If you can't imagine playing baseball
with a glove that doesn't have the webbing, then imagine what it
felt like to play without a glove, because that's how the original
players did it during much of the 1800s.
For example, when one Cardinals player
wore a thin glove for the first time in 1875, he was ridiculed by
fans, by opposing players and even by his own teammates! The rule
change in the mid-1880s that allowed pitchers to pitch overhanded
resulted in line drives coming off the bat much harder than before.
As a result, most of the players started wearing gloves.
Have you ever wondered how the glove
companies get major league players to endorse their gloves and bats?
They offer "glove contracts" to minor
league players before they make it to the major leagues. The players
then get free gloves in exchange for the future use of their names
on the gloves if and when they make it to the major leagues.
In an interesting twist to this story,
the company that manufactured major league baseballs prior to
Rawlings was a sporting goods company known as Spalding. That
company's founder was a Hall of Fame pitcher for Chicago named Al
Spalding, and it was Al who started the debate over who invented
baseball -- Cartwright or Doubleday.
For the record, it was Alexander
Cartwright who invented the rules of modern baseball, while Civil
War veteran Abner Doubleday laid out the four bases on a diamond and
called it baseball in 1839 in Cooperstown, N.Y.
Spalding's company was the official

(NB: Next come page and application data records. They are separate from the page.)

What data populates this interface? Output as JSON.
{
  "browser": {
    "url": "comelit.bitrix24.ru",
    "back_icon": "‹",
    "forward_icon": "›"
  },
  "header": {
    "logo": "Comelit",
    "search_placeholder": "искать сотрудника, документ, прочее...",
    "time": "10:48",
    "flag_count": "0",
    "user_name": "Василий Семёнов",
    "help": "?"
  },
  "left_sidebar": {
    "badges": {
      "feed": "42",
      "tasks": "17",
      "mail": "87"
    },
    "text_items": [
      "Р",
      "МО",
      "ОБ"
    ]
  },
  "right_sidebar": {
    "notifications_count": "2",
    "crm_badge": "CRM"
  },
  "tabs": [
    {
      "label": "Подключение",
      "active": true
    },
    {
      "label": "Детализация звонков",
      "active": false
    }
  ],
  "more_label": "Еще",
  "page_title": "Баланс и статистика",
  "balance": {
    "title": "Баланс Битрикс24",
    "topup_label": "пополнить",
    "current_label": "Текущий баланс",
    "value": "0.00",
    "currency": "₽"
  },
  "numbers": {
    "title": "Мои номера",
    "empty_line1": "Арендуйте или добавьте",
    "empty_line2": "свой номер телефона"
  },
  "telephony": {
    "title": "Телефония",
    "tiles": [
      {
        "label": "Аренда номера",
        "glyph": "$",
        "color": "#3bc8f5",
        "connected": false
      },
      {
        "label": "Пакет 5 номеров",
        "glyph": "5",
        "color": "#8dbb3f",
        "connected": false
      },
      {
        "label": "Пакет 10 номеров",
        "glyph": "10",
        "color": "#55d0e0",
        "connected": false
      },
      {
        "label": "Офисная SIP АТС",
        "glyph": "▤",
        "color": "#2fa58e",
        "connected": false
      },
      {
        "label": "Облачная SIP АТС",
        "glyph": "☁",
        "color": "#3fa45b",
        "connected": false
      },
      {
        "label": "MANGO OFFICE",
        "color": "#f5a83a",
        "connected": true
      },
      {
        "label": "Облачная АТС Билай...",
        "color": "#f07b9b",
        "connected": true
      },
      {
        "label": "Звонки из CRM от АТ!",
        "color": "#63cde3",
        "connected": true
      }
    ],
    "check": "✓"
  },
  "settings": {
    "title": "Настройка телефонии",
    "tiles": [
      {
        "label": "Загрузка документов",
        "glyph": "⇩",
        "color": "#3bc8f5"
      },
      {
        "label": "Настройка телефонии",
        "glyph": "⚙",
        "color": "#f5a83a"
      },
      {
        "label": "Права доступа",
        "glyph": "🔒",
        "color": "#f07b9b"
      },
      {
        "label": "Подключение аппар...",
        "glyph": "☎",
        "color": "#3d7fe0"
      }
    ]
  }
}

supplier of major league baseballs for 100 years -- from 1876 to
1976 -- until St. Louis-based Rawlings became the official supplier.

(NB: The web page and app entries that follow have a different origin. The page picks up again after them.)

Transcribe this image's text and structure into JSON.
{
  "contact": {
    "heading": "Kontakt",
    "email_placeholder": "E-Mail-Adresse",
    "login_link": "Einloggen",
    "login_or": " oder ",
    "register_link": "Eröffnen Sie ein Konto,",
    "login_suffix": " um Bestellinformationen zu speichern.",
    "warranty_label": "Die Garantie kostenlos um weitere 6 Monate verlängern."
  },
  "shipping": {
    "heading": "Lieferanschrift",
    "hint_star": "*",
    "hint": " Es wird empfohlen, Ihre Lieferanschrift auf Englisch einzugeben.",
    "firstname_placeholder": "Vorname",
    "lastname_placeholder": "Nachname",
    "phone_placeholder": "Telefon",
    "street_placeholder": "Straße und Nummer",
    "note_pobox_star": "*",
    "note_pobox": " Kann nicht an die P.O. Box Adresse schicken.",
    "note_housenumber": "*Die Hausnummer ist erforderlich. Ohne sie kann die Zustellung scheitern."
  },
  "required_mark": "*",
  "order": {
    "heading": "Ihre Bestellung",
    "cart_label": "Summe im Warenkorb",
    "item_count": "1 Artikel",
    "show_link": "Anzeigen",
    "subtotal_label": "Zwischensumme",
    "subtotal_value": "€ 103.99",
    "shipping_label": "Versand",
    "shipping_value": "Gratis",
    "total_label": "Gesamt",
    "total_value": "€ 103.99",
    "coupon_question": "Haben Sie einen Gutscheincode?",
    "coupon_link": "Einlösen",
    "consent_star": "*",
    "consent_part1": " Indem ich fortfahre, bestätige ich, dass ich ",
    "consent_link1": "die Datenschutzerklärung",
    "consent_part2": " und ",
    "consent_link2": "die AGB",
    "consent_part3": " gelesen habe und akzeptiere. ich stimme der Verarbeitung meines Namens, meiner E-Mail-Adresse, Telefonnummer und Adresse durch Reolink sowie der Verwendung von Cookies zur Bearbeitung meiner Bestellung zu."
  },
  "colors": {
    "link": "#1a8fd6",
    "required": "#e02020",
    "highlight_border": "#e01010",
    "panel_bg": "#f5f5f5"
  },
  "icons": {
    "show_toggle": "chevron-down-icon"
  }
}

Could that have anything to do with the rivalry between the
Cardinals and Cubs?
is this week. Go, Cards!
Invention Mysteries is written each
week by Paul Niemann. He can be reached at
Paul Niemann 2004